*WORK INSTRUCTIONS*:
Write the data below out exactly as it stands. Do not include the pictures.

Entries from a dataset of interfaces
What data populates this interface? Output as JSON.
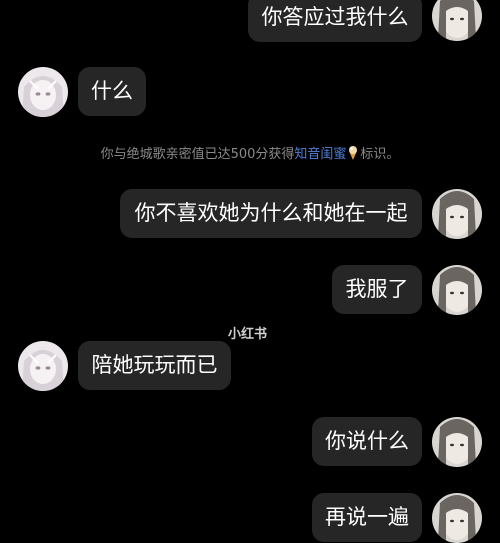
{
  "colors": {
    "background": "#000000",
    "bubble": "#262626",
    "text": "#ffffff",
    "notice_text": "#8a8a8a",
    "highlight": "#4f7fd9"
  },
  "messages": [
    {
      "side": "right",
      "text": "你答应过我什么"
    },
    {
      "side": "left",
      "text": "什么"
    },
    {
      "side": "right",
      "text": "你不喜欢她为什么和她在一起"
    },
    {
      "side": "right",
      "text": "我服了"
    },
    {
      "side": "left",
      "text": "陪她玩玩而已"
    },
    {
      "side": "right",
      "text": "你说什么"
    },
    {
      "side": "right",
      "text": "再说一遍"
    }
  ],
  "system_notice": {
    "prefix": "你与绝城歌亲密值已达500分获得",
    "highlight": "知音闺蜜",
    "icon": "ice-cream-icon",
    "suffix": "标识。"
  },
  "watermark": "小红书"
}
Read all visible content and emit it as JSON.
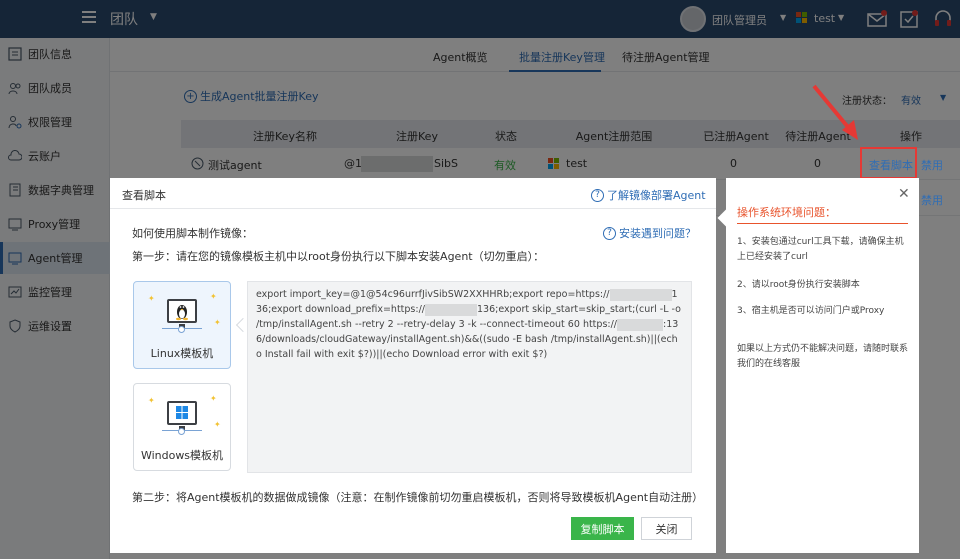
{
  "topbar": {
    "title": "团队",
    "user": "团队管理员",
    "project": "test"
  },
  "sidebar": {
    "items": [
      {
        "label": "团队信息",
        "icon": "team-info-icon"
      },
      {
        "label": "团队成员",
        "icon": "team-members-icon"
      },
      {
        "label": "权限管理",
        "icon": "permission-icon"
      },
      {
        "label": "云账户",
        "icon": "cloud-account-icon"
      },
      {
        "label": "数据字典管理",
        "icon": "data-dictionary-icon"
      },
      {
        "label": "Proxy管理",
        "icon": "proxy-icon"
      },
      {
        "label": "Agent管理",
        "icon": "agent-icon"
      },
      {
        "label": "监控管理",
        "icon": "monitor-icon"
      },
      {
        "label": "运维设置",
        "icon": "ops-settings-icon"
      }
    ]
  },
  "tabs": [
    "Agent概览",
    "批量注册Key管理",
    "待注册Agent管理"
  ],
  "toolbar": {
    "generate_key": "生成Agent批量注册Key",
    "filter_label": "注册状态：",
    "filter_value": "有效"
  },
  "table": {
    "headers": [
      "注册Key名称",
      "注册Key",
      "状态",
      "Agent注册范围",
      "已注册Agent",
      "待注册Agent",
      "操作"
    ],
    "rows": [
      {
        "name": "测试agent",
        "key_prefix": "@1",
        "key_suffix": "SibS",
        "status": "有效",
        "scope": "test",
        "registered": "0",
        "pending": "0",
        "view": "查看脚本",
        "disable": "禁用"
      },
      {
        "disable": "禁用"
      }
    ]
  },
  "dialog": {
    "title": "查看脚本",
    "help_link": "了解镜像部署Agent",
    "how_label": "如何使用脚本制作镜像：",
    "install_issue": "安装遇到问题？",
    "step1": "第一步：请在您的镜像模板主机中以root身份执行以下脚本安装Agent（切勿重启）：",
    "templates": [
      {
        "label": "Linux模板机",
        "icon": "linux-icon"
      },
      {
        "label": "Windows模板机",
        "icon": "windows-icon"
      }
    ],
    "script_lines": [
      "export import_key=@1@54c96urrfJivSibSW2XXHHRb;export repo=https://",
      "136;export",
      "download_prefix=https://",
      "136;export skip_start=skip_start;(curl -L -o",
      "/tmp/installAgent.sh --retry 2 --retry-delay 3 -k --connect-timeout 60",
      "https://",
      ":136/downloads/cloudGateway/installAgent.sh)&&((sudo -E bash",
      "/tmp/installAgent.sh)||(echo Install fail with exit $?))||(echo Download error with exit $?)"
    ],
    "step2": "第二步：将Agent模板机的数据做成镜像（注意：在制作镜像前切勿重启模板机，否则将导致模板机Agent自动注册）",
    "copy_button": "复制脚本",
    "close_button": "关闭"
  },
  "panel": {
    "title": "操作系统环境问题：",
    "items": [
      "1、安装包通过curl工具下载，请确保主机上已经安装了curl",
      "2、请以root身份执行安装脚本",
      "3、宿主机是否可以访问门户或Proxy"
    ],
    "footer": "如果以上方式仍不能解决问题，请随时联系我们的在线客服"
  },
  "colors": {
    "accent": "#2f6db5",
    "success": "#3ab54a",
    "highlight": "#e53935",
    "panel_title": "#e8532c"
  }
}
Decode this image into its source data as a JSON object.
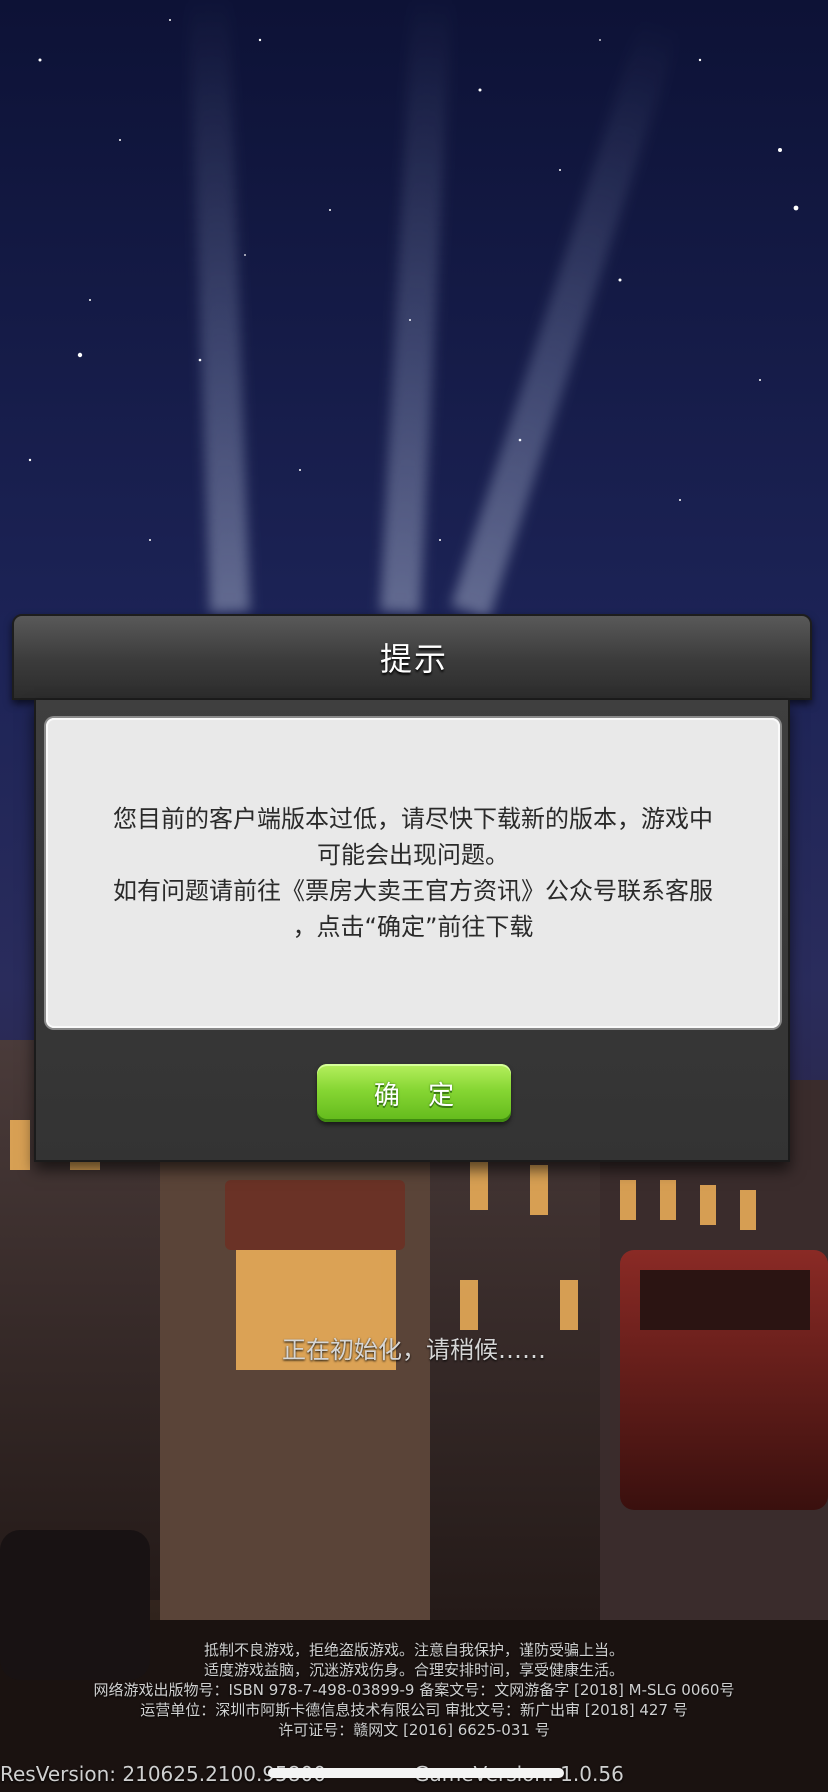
{
  "dialog": {
    "title": "提示",
    "message_lines": [
      "您目前的客户端版本过低，请尽快下载新的版本，游戏中",
      "可能会出现问题。",
      "如有问题请前往《票房大卖王官方资讯》公众号联系客服",
      "，点击“确定”前往下载"
    ],
    "confirm_label": "确 定"
  },
  "loading_text": "正在初始化，请稍候……",
  "notice_lines": [
    "抵制不良游戏，拒绝盗版游戏。注意自我保护，谨防受骗上当。",
    "适度游戏益脑，沉迷游戏伤身。合理安排时间，享受健康生活。",
    "网络游戏出版物号：ISBN 978-7-498-03899-9  备案文号：文网游备字 [2018] M-SLG 0060号",
    "运营单位：深圳市阿斯卡德信息技术有限公司          审批文号：新广出审 [2018] 427 号",
    "许可证号：赣网文 [2016] 6625-031 号"
  ],
  "version": {
    "res": "ResVersion: 210625.2100.95800",
    "game": "GameVersion: 1.0.56"
  },
  "colors": {
    "button_green": "#86d633",
    "dialog_header": "#3b3b3b",
    "message_panel": "#e9e9e9"
  }
}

*TASK RESULT*:
What data populates this interface? Output as JSON.
{
  "colors": {
    "background": "#000000",
    "bubble": "#262626",
    "text": "#ffffff",
    "notice_text": "#8a8a8a",
    "highlight": "#4f7fd9"
  },
  "messages": [
    {
      "side": "right",
      "text": "你答应过我什么"
    },
    {
      "side": "left",
      "text": "什么"
    },
    {
      "side": "right",
      "text": "你不喜欢她为什么和她在一起"
    },
    {
      "side": "right",
      "text": "我服了"
    },
    {
      "side": "left",
      "text": "陪她玩玩而已"
    },
    {
      "side": "right",
      "text": "你说什么"
    },
    {
      "side": "right",
      "text": "再说一遍"
    }
  ],
  "system_notice": {
    "prefix": "你与绝城歌亲密值已达500分获得",
    "highlight": "知音闺蜜",
    "icon": "ice-cream-icon",
    "suffix": "标识。"
  },
  "watermark": "小红书"
}
Read all visible content and emit it as JSON.
{
  "topbar": {
    "title": "团队",
    "user": "团队管理员",
    "project": "test"
  },
  "sidebar": {
    "items": [
      {
        "label": "团队信息",
        "icon": "team-info-icon"
      },
      {
        "label": "团队成员",
        "icon": "team-members-icon"
      },
      {
        "label": "权限管理",
        "icon": "permission-icon"
      },
      {
        "label": "云账户",
        "icon": "cloud-account-icon"
      },
      {
        "label": "数据字典管理",
        "icon": "data-dictionary-icon"
      },
      {
        "label": "Proxy管理",
        "icon": "proxy-icon"
      },
      {
        "label": "Agent管理",
        "icon": "agent-icon"
      },
      {
        "label": "监控管理",
        "icon": "monitor-icon"
      },
      {
        "label": "运维设置",
        "icon": "ops-settings-icon"
      }
    ]
  },
  "tabs": [
    "Agent概览",
    "批量注册Key管理",
    "待注册Agent管理"
  ],
  "toolbar": {
    "generate_key": "生成Agent批量注册Key",
    "filter_label": "注册状态：",
    "filter_value": "有效"
  },
  "table": {
    "headers": [
      "注册Key名称",
      "注册Key",
      "状态",
      "Agent注册范围",
      "已注册Agent",
      "待注册Agent",
      "操作"
    ],
    "rows": [
      {
        "name": "测试agent",
        "key_prefix": "@1",
        "key_suffix": "SibS",
        "status": "有效",
        "scope": "test",
        "registered": "0",
        "pending": "0",
        "view": "查看脚本",
        "disable": "禁用"
      },
      {
        "disable": "禁用"
      }
    ]
  },
  "dialog": {
    "title": "查看脚本",
    "help_link": "了解镜像部署Agent",
    "how_label": "如何使用脚本制作镜像：",
    "install_issue": "安装遇到问题？",
    "step1": "第一步：请在您的镜像模板主机中以root身份执行以下脚本安装Agent（切勿重启）：",
    "templates": [
      {
        "label": "Linux模板机",
        "icon": "linux-icon"
      },
      {
        "label": "Windows模板机",
        "icon": "windows-icon"
      }
    ],
    "script_lines": [
      "export import_key=@1@54c96urrfJivSibSW2XXHHRb;export repo=https://",
      "136;export",
      "download_prefix=https://",
      "136;export skip_start=skip_start;(curl -L -o",
      "/tmp/installAgent.sh --retry 2 --retry-delay 3 -k --connect-timeout 60",
      "https://",
      ":136/downloads/cloudGateway/installAgent.sh)&&((sudo -E bash",
      "/tmp/installAgent.sh)||(echo Install fail with exit $?))||(echo Download error with exit $?)"
    ],
    "step2": "第二步：将Agent模板机的数据做成镜像（注意：在制作镜像前切勿重启模板机，否则将导致模板机Agent自动注册）",
    "copy_button": "复制脚本",
    "close_button": "关闭"
  },
  "panel": {
    "title": "操作系统环境问题：",
    "items": [
      "1、安装包通过curl工具下载，请确保主机上已经安装了curl",
      "2、请以root身份执行安装脚本",
      "3、宿主机是否可以访问门户或Proxy"
    ],
    "footer": "如果以上方式仍不能解决问题，请随时联系我们的在线客服"
  },
  "colors": {
    "accent": "#2f6db5",
    "success": "#3ab54a",
    "highlight": "#e53935",
    "panel_title": "#e8532c"
  }
}
Decode this image into its source data as a JSON object.
{
  "dialog": {
    "title": "提示",
    "message_lines": [
      "您目前的客户端版本过低，请尽快下载新的版本，游戏中",
      "可能会出现问题。",
      "如有问题请前往《票房大卖王官方资讯》公众号联系客服",
      "，点击“确定”前往下载"
    ],
    "confirm_label": "确 定"
  },
  "loading_text": "正在初始化，请稍候……",
  "notice_lines": [
    "抵制不良游戏，拒绝盗版游戏。注意自我保护，谨防受骗上当。",
    "适度游戏益脑，沉迷游戏伤身。合理安排时间，享受健康生活。",
    "网络游戏出版物号：ISBN 978-7-498-03899-9  备案文号：文网游备字 [2018] M-SLG 0060号",
    "运营单位：深圳市阿斯卡德信息技术有限公司          审批文号：新广出审 [2018] 427 号",
    "许可证号：赣网文 [2016] 6625-031 号"
  ],
  "version": {
    "res": "ResVersion: 210625.2100.95800",
    "game": "GameVersion: 1.0.56"
  },
  "colors": {
    "button_green": "#86d633",
    "dialog_header": "#3b3b3b",
    "message_panel": "#e9e9e9"
  }
}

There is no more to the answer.